When his father eventually retired, in order to have enough time to dedicate to both businesses, Juan had to find an external manager for his own restaurant. At this time, he was able to bring in a chef with a Michelin star named Mauro Barreiro. With this, he was able to focus on his father‘s business.
The transition between father and son took about 4-5 years to complete and was done slowly and gradually. There was no established succession plan – it‘s been a natural process with no external assistance but simple financial moves and required notary and bank changes. The intention was not to rush things and completed it overnight so that the El Veedor workers would have confidence in the successor.
Although being the only manager of El Veedor at the moment, “my father would always remain the owner of the family business with the right to change or unchange things and he would always follow him in doing so”,
says Juan, the 2nd generation owner.
Regarding the situation with the next generation, it is complicated. Neither Juan or his sister has descendants. Yet, Juan mentions that in case of having children, he would let the succession be carried out in the same way as it was with his father. He is convinced that in order to run a family business the children would have to study hospitality management and business administration, and to have “cariño” (strong affection in Spanish) for the family business.

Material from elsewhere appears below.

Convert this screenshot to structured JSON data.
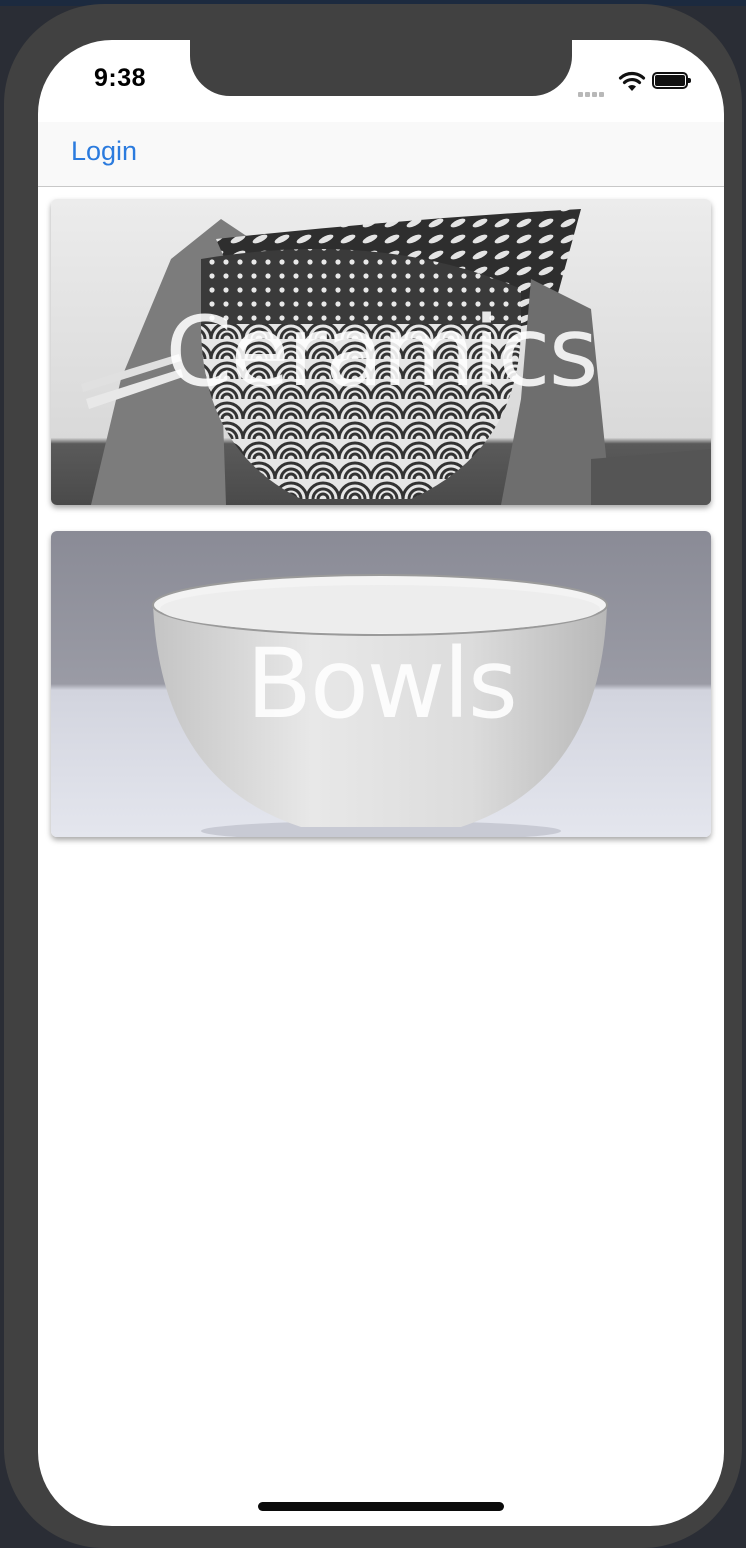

The future of the family business El Veedor is uncertain. Juan expressively pointed out both his father and him would prefer not to leave the business in the hands of someone outside the family. What will happen in the future? If things remain, Juan will continue to grow the business until he finds a suitable person to sell the restaurant to, but only the time will tell.
Reflections from Juan on how to pass through a succession process:
„First, be humble. Humility, education, self-respect, self-confidence is fundamental. You have to have many values because you are building upon something from someone who has done something important and you need to realize that, if want to or not, it will not be the same. You need to learn to do things differently, not copy, have your own identity and not be a copier.“
- How can you further build on what your ancestors have established?